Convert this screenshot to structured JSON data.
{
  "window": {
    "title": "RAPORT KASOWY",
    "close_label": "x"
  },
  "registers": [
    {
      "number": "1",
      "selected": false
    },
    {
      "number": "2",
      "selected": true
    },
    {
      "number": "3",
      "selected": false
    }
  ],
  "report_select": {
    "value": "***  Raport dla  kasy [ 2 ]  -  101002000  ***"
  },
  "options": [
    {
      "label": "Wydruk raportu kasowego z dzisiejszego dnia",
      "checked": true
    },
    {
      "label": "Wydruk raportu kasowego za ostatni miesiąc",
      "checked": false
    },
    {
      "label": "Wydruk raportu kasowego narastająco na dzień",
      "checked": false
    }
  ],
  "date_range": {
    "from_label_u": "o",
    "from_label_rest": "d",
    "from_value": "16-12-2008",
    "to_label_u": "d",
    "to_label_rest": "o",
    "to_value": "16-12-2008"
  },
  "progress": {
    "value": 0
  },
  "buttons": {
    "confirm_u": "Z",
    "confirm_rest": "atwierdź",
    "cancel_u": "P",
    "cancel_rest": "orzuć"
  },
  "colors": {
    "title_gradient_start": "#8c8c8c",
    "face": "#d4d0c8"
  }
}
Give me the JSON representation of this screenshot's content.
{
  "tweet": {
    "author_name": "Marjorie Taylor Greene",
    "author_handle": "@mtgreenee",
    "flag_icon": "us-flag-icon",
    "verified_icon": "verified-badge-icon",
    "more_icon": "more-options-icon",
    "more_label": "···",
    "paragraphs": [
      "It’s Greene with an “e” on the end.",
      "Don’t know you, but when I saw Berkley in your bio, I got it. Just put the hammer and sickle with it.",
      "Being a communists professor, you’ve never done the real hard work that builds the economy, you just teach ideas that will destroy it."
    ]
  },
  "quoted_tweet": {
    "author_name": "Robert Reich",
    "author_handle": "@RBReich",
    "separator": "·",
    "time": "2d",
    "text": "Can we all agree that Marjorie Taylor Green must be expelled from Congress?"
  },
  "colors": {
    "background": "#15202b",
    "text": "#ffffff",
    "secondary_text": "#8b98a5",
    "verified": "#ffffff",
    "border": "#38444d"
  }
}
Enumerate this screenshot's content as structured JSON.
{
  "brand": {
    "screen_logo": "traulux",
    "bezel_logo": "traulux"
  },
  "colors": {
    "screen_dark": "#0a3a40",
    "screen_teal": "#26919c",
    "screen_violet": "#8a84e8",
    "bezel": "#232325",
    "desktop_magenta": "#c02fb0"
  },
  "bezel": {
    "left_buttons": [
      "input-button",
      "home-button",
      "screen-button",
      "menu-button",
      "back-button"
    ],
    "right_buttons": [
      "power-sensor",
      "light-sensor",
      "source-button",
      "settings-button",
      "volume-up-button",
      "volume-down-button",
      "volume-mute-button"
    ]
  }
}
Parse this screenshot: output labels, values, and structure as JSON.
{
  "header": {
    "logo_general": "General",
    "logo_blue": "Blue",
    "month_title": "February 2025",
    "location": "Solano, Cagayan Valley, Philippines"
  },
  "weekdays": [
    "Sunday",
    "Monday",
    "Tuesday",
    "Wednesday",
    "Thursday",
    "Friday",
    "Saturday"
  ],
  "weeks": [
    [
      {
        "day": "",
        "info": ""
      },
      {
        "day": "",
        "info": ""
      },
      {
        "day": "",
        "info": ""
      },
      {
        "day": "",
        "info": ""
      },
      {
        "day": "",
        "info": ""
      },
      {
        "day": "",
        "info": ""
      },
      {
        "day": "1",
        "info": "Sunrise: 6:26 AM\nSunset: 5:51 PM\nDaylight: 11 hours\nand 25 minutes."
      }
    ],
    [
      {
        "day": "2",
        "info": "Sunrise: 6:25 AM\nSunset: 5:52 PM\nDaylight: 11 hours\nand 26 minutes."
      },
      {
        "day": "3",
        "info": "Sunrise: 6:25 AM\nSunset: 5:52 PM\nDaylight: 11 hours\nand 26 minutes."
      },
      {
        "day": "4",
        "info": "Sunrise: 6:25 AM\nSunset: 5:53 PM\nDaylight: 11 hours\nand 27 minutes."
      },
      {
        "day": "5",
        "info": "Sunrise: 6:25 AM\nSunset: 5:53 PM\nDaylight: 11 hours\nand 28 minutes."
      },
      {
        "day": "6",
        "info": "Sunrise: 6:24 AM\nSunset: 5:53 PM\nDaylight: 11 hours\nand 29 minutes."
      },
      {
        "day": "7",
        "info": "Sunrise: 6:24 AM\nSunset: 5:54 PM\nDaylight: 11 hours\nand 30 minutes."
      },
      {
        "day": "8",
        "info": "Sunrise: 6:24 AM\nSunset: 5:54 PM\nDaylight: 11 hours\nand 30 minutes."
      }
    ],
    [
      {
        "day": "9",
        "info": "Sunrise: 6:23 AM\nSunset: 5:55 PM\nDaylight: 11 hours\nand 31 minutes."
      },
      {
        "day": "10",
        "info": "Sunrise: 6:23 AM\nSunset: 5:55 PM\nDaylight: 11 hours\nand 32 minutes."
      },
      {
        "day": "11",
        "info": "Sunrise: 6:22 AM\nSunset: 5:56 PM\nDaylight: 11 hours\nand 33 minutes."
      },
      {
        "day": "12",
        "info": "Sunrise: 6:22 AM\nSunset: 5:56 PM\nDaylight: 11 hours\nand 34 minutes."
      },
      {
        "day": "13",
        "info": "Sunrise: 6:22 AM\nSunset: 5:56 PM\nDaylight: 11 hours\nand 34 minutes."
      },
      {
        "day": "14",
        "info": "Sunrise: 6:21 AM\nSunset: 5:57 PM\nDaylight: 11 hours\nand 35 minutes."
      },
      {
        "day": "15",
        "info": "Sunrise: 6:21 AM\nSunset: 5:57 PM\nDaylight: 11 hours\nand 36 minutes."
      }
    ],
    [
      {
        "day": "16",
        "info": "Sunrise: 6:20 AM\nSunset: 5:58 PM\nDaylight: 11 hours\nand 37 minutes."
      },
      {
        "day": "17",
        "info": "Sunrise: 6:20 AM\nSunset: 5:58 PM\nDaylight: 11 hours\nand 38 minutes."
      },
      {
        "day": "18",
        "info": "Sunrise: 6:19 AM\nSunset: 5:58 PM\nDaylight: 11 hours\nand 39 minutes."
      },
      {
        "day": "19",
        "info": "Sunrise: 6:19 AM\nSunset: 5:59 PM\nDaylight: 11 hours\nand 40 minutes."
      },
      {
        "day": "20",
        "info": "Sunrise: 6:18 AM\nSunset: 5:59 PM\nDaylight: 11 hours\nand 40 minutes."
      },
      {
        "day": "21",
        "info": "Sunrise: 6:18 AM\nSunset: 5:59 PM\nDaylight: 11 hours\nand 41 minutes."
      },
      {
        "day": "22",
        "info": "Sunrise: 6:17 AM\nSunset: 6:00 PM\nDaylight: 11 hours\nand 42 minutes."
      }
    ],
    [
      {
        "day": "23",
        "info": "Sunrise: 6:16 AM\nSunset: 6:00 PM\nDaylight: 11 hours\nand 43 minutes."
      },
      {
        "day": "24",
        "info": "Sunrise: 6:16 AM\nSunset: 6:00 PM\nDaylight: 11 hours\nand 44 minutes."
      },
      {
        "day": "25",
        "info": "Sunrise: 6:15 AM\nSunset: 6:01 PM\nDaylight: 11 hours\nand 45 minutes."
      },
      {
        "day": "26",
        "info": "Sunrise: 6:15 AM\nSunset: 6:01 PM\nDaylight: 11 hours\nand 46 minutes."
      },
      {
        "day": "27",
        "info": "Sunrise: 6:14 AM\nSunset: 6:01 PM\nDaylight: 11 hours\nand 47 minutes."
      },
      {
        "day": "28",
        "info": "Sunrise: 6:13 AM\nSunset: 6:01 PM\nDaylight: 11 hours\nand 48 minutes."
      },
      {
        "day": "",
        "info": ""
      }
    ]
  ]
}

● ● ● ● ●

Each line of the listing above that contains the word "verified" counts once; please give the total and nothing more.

RESPONSE BOX: 2